Rabbi Sholom Lipskar, Gov. Ron DeSantis, left, and others participate in a moment of silence, June 14, 2021, at the Shul of Bal Harbour, a Jewish community center in Surfside. Lipskar says he tells congregation members that COVID-19 vaccination should be a matter of free choice.

While reasons for seeking religious exemptions vary, many Christians have cited the vaccines’ remote connection to past abortions. However, many suspect there are non-religious motivations.

By the thousands, Americans have been seeking religious exemptions to COVID-19 vaccine mandates, but generally they are doing so without the encouragement of major denominations and prominent religious leaders.

From the Vatican, Pope Francis has defended the vaccines as the most reasonable solution to the pandemic, although there are divisions on the matter among Catholic bishops and priests.

The Greek Orthodox Archdiocese of America declared categorically that its followers would not be offered religious exemptions.

Robert Jeffress, the conservative pastor of a Baptist megachurch in Dallas, voiced similar sentiments.
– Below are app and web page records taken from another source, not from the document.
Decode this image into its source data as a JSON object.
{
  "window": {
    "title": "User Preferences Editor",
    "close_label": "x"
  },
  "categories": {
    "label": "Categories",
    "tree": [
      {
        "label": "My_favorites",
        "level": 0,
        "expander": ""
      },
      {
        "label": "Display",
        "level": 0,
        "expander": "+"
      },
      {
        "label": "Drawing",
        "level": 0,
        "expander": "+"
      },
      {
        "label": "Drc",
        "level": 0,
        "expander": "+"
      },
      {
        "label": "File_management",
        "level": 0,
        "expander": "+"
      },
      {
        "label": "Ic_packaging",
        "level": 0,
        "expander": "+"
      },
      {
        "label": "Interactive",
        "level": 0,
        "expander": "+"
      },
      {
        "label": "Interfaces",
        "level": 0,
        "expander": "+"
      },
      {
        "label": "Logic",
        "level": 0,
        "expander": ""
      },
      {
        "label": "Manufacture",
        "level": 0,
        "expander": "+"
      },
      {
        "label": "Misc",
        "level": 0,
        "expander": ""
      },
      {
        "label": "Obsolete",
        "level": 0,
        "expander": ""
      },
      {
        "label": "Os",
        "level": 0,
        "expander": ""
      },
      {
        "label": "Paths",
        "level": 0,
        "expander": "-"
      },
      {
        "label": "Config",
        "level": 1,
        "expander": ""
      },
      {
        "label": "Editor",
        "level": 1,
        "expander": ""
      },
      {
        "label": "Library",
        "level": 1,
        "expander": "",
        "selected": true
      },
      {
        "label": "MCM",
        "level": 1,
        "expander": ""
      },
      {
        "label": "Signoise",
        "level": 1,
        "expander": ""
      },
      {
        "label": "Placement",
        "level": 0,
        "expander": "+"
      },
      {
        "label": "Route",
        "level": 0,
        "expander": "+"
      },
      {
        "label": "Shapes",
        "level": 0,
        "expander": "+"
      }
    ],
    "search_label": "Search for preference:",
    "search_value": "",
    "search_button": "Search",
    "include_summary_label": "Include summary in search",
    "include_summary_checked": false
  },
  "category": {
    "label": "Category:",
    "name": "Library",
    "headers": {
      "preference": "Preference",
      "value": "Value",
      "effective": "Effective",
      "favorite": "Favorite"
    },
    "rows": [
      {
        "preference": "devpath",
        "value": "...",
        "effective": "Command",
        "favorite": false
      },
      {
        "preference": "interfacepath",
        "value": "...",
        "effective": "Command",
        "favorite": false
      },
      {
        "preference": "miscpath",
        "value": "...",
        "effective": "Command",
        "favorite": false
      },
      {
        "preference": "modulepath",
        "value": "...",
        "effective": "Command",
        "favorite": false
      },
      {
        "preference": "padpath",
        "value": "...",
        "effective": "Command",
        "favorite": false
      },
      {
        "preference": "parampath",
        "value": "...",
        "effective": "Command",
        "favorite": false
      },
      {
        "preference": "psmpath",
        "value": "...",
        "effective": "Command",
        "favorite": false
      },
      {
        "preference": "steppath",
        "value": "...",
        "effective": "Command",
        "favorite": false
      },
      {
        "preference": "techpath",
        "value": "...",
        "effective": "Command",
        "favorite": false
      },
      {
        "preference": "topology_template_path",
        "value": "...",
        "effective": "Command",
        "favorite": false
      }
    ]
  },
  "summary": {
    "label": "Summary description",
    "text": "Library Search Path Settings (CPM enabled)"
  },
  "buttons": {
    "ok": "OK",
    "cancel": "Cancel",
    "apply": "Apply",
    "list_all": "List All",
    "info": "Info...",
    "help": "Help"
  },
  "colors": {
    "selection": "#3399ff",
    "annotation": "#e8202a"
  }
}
He says he has refused exemption requests from the handful of his congregation members who made requests.

Rabbi Sholom Lipskar of The Shul of Bal Harbour, an Orthodox synagogue in the Miami-Dade beach town of Surfside, says he tells congregation members that vaccination should be a matter of free choice.

“But I always recommend that they get a medical opinion from a competent professional,” he says. “In a serious matter, they should get two concurring medical opinions.”

Click here to read more of this article from the Associated Press.